AB - Background: Milk intake stimulates linear growth and improves cognition in children from low-income countries. These effects may be mediated through insulin-like growth factor-1 (IGF-1).Objective: The objective was to assess the effect of milk supplement on circulating IGF-1 and to assess IGF-1 as a correlate of growth and cognition in children.Methods: Secondary data on blood spot IGF-1 from a randomized, double-blind, controlled trial in 6-9-y-old children from rural Ghana were analyzed. Intervention groups received porridge with non-energy-balanced supplements: 8.8 g milk protein/d, 100 kcal/d (Milk8); 4.4 g milk and 4.4 g rice protein/d, 100 kcal/d (Milk/rice); 4.4 g milk protein/d, 48 kcal/d (Milk4); or a control (no protein, 10 kcal/d). IGF-1, length, body composition, and Cambridge Neuropsychological Test Automated Battery (CANTAB) were measured at 3.5 or 8.5 mo. Linear regressions were used to assess the effect of milk interventions on IGF-1 and IGF-1 as a correlate of growth and cognition.Results: The increase in IGF-1 was 15.3 (95% CI: 3.3, 27.3) ng/mL higher in children receiving Milk8 compared with the control. The IGF-1 increases in the isonitrogenous, isoenergetic Milk/rice or the Milk4 groups were not different from the control (P ≥ 0.49). The increase in IGF-1 was associated with improvements in 4 out of 5 CANTAB domains. The strongest associations included reductions in "mean correct latency" from Pattern Recognition Memory and "pre-extradimensional (pre-ED) shift errors" from Intra/Extradimensional Set Shift (P ≤ 0.005). In addition, change in IGF-1 was positively associated with changes in height, weight, and fat-free mass (P ≤ 0.001).Conclusions: Intake of skimmed milk powder corresponding to one, but not half a glass of milk on school days stimulates IGF-1 in 6-9-y-old Ghanian children. IGF-1 seems to mediate the effect of milk intake on growth and cognition. The association between IGF-1 and cognition in relation to milk intake is novel and opens possibilities for dietary interventions to improve cognition.
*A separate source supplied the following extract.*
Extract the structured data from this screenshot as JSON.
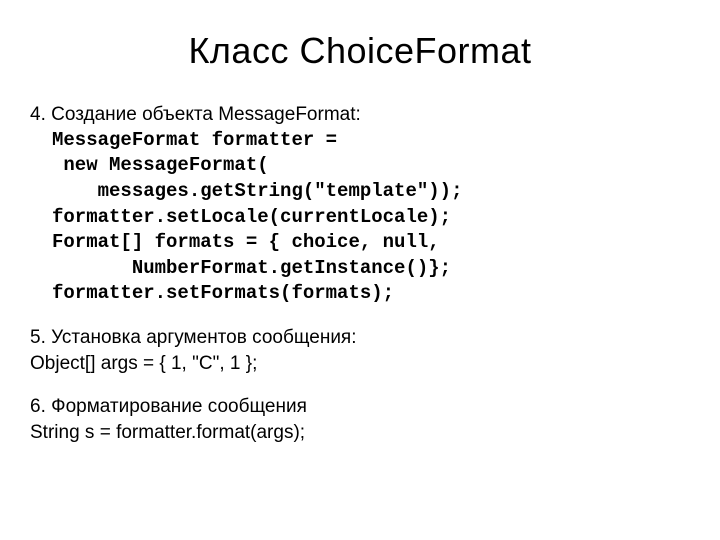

KW - Faculty of Science

KW - Milk

KW - Insulin-like growth factor-1 (IGF-1)

KW - Growth

KW - Cognition

KW - Children

KW - Low-income country

KW - Africa

U2 - 10.1093/jn/nxaa075

DO - 10.1093/jn/nxaa075

M3 - Journal article

C2 - 32211798

VL - 150

SP - 1405

EP - 1412

JO - Journal of Nutrition

JF - Journal of Nutrition

SN - 0022-3166

IS - 6

ER -

ID: 240787606